Work request => A single number is wanted: how many lines of the records below contain the word "label".
Records shown Start Marker
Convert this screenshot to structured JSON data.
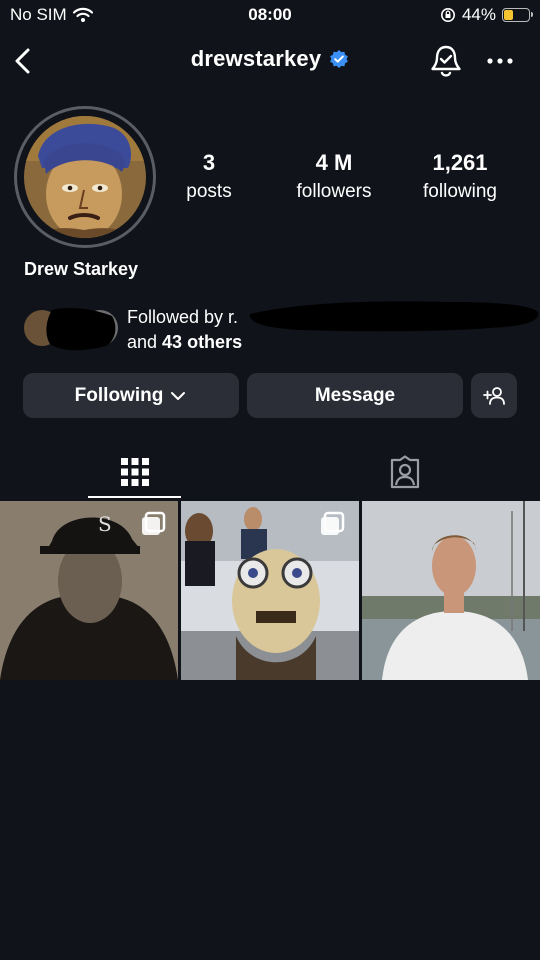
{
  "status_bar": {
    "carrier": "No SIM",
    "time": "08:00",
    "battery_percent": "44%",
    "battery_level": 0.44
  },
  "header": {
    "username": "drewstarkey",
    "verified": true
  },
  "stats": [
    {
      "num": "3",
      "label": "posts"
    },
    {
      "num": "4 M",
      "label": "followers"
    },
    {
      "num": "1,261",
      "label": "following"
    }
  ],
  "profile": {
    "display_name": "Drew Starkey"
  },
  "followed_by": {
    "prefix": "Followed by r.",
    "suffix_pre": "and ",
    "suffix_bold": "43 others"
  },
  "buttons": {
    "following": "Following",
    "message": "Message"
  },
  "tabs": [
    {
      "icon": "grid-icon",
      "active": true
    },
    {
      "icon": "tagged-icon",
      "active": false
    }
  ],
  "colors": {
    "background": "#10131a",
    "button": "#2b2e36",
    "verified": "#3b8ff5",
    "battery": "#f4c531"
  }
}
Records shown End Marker
Exercise answer => 3